The circumstances surrounding the knifing in this case, all as heretofore set out, are so strong that in this Court's opinion a jury could not have been swayed from a belief of innocence to a finding of guilt because of the defendant's appearance in jail clothes. Whatever harm, if any at all, resulted therefrom was clearly de minimis and squarely fits the doctrine of harmless error beyond a reasonable doubt. Thomas v. Beto, 474 F.2d 981 (5th Cir. 1973); Noble v. Beto, 325 F. Supp. 607 (S.D.Tex.1971).
A theoretically closer case might be presented with respect to jury consideration of the lesser included offense. The jury was charged in this case that it might find the defendant guilty of assault with intent to murder with malice or guilty of assault with intent to murder without malice. Conviction of the assault with malice carries a possible sentence of 2 to 25 years, whereas the lesser offense of the assault without malice carries a possible sentence of 1 to 3 years.

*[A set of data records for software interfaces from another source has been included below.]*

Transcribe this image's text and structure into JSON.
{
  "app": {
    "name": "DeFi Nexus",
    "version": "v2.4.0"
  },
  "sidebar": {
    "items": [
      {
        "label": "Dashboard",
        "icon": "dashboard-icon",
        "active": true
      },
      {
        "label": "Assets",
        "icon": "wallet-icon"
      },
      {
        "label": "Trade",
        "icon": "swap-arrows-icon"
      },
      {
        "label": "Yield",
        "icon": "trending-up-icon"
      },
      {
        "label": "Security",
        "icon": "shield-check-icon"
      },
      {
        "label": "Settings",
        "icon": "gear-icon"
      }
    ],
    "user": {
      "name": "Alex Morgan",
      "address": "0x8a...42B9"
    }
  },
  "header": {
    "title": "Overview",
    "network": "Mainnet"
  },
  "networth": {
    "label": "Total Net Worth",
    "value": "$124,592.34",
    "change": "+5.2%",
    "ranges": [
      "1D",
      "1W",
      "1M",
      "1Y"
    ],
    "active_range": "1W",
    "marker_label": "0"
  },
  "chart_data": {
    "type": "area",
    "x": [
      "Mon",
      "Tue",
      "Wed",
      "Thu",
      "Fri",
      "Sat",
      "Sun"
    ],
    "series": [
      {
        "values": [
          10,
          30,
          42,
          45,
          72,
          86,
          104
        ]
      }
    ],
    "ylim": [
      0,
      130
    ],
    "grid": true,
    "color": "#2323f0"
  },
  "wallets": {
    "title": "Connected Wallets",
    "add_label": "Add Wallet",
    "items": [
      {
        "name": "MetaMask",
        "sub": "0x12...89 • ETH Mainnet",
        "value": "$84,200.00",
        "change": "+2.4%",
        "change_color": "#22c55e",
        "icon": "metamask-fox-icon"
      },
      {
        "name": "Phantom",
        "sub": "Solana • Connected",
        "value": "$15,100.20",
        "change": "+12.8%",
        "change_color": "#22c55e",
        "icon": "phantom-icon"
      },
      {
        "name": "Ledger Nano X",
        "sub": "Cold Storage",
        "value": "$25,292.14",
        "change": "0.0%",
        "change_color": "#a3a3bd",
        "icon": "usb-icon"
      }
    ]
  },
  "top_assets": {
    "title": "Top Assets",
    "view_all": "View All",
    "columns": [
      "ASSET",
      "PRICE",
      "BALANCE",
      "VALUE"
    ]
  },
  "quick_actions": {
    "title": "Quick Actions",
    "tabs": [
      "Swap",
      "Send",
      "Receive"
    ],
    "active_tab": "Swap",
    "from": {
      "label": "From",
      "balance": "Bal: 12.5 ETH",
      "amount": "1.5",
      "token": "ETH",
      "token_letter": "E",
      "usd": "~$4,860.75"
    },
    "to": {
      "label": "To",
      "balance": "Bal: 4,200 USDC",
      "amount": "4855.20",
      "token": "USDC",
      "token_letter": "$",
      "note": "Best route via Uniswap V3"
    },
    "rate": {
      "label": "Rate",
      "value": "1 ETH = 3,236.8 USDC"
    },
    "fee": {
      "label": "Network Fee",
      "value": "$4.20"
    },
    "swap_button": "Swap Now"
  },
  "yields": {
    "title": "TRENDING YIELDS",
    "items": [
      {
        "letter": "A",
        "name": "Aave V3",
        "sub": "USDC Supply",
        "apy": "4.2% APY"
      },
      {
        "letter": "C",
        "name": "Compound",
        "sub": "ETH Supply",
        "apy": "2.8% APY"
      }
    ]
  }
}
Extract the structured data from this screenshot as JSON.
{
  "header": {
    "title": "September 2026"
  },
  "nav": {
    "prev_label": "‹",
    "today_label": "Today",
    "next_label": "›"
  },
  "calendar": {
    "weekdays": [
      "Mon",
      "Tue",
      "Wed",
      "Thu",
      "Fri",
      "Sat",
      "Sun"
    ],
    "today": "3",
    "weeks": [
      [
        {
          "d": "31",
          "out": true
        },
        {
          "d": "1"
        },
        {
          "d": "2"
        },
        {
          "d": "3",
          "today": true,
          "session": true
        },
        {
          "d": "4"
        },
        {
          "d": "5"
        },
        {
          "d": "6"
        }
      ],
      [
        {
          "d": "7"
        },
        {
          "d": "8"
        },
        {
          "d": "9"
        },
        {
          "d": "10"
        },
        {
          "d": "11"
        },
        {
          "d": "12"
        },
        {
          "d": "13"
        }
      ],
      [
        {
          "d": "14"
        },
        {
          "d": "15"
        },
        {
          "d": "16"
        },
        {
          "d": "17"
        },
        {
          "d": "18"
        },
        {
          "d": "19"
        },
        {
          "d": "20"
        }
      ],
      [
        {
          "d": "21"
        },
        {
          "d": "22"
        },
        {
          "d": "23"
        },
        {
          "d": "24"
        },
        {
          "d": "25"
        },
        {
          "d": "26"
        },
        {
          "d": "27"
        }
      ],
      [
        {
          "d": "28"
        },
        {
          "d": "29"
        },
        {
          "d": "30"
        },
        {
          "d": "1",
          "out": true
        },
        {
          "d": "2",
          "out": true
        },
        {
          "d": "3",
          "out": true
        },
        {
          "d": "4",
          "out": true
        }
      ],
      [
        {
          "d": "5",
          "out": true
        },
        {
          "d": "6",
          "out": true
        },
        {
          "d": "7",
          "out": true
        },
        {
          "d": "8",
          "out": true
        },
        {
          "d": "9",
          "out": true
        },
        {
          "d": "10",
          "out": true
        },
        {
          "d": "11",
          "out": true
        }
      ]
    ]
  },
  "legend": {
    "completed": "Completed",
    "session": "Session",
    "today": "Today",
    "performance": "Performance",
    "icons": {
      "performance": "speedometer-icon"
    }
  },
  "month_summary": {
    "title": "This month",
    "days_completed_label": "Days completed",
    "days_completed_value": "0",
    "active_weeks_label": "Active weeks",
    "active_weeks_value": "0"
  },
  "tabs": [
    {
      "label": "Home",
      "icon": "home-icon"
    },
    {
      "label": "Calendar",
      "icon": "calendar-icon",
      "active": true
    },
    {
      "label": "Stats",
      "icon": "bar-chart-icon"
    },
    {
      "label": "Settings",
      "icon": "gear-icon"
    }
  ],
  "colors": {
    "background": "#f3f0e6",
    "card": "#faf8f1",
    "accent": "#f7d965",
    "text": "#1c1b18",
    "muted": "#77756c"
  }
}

Vernon's Ann.Tex. Penal Code art. 1160 (Supp. 1972-73). (The statute also provides for increased sentences for certain assaults when made with knives, but the state record does not indicate that this provision was considered or employed by the judge.) The court charged the jury that the lesser offense involved "sudden passion arising from an adequate cause" so as to "render the mind incapable of cool reflection". Contrary to the present case, if *344 the material circumstances could arguably support the contention that the petitioner had experienced an adequate cause so as to be compelled to act by a sudden passion rendering his mind incapable of cool reflection, the possibility exists that a defendant could receive a greater sentence from a jury which was swayed between differing offenses by the presence of the defendant in jail clothes. Such a violation of a defendant's presumption of innocence as to the more serious offense would be constitutionally impermissible under existing law. This Court has carefully screened the record in this case and finds no factual basis which can possibly bring the petitioner within range of the lesser included offense. This being so,
It is the opinion of this Court that the trial of the petitioner in jail clothes, although inherently prejudicial, was nevertheless clearly harmless error beyond a reasonable doubt. Petitioner's application for a writ of habeas corpus must be and is hereby denied.